In a recent decision in the bankruptcy case In re Trump Entertainment Resorts, Inc., the United States Bankruptcy Court for the District of Delaware ruled that the automatic stay in bankruptcy was inapplicable to, and, accordingly, did not bar a labor union from contacting the bankrupt casino hotel’s customers and potential customers and discouraging them from doing business with the casino hotel. In reaching its decision, the court determined that the federal Norris-LaGuardia Act trumps the stay, which is automatically triggered upon the filing of a bankruptcy case.
"This is a case involving violations of a lawyer's professional duties in a series of representations," claimed the plaintiffs. "The work performed by Mr. [Jason] Spencer was far below the standard of care."

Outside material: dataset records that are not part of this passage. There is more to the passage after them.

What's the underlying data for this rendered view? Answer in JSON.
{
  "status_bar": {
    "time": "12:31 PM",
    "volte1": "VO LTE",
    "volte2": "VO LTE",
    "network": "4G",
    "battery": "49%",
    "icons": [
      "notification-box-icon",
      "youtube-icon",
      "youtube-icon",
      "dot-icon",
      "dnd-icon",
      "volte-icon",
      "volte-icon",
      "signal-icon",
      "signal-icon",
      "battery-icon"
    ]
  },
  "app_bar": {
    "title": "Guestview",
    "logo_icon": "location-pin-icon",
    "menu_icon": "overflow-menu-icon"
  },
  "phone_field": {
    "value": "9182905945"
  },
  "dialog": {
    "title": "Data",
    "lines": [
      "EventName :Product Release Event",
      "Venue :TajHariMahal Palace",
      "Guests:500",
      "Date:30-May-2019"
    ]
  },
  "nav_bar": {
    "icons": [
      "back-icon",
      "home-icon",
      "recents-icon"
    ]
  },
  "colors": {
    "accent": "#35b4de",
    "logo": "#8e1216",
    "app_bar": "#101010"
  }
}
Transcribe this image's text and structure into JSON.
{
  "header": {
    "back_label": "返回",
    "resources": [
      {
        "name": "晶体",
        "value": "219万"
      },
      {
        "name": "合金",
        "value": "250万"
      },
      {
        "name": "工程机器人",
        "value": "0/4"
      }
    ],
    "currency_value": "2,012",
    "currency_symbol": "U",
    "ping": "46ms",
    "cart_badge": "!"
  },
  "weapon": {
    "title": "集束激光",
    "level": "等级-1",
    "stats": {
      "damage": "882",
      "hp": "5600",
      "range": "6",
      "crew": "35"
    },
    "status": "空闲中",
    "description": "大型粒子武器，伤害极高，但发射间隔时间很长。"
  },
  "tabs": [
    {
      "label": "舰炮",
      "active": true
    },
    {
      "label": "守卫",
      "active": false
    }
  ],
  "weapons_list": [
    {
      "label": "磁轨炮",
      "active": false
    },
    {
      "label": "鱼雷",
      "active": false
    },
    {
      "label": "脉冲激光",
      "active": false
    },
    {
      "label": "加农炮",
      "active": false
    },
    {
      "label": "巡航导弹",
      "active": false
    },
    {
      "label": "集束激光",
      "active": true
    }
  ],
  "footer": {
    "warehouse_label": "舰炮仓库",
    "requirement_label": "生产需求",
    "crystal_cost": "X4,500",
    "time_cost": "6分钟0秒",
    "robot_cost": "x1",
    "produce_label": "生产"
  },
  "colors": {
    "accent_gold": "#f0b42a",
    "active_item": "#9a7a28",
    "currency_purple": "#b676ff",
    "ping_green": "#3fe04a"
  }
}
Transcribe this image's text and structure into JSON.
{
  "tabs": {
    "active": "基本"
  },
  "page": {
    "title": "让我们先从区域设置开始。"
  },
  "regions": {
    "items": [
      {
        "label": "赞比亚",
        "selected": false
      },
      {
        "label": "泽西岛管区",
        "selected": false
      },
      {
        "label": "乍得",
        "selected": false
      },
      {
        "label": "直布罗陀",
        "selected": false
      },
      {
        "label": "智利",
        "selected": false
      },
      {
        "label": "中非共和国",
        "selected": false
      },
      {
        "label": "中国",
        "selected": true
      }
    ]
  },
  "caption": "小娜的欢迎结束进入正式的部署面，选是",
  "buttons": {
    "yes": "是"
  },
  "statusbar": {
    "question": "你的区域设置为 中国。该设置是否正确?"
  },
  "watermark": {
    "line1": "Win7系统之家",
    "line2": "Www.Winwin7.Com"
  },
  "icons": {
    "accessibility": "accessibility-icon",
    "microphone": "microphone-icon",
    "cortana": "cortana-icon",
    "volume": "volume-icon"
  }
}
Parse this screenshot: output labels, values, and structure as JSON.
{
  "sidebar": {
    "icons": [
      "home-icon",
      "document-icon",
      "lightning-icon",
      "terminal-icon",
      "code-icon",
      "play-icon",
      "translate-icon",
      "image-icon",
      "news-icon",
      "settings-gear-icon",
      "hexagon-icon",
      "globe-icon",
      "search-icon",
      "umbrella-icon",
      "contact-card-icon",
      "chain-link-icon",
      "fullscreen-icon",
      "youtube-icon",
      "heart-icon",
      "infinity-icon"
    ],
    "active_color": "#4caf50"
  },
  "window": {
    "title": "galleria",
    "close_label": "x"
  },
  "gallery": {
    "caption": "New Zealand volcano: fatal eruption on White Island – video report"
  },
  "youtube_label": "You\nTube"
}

Dozens of retailers in a class action against American Express are urging the court to reject a proposed settlement because co-lead plaintiff counsel "has betrayed the class he purports to represent by secretly collaborating" with a former partner at Willkie Farr who represented an adversary, MasterCard.
In her Professional Liability Insurance column, Sue C. Jacobs analyzes recent Appellate Division decisions that addressed whether a law firm's alleged continuous representation tolled the statute of limitations in three different high-stakes actions.
Luigi Rosabianca, who was described in 2014 New York magazine article as a leading lawyer representing wealthy foreigners buying real estate, was disbarred Tuesday by the Appellate Division, First Department.
During a review of New York's attorney disciplinary system, the leader of the Lawyers' Fund for Client Protection said one unifying rule should be that lawyers who steal from their clients should be barred from practice.
Pennsylvania Attorney General Kathleen Kane's charging of two attorneys over alleged violations of the Wiretap Act on Monday could be a wake-up call for attorneys in an era when recording conversations has never been easier.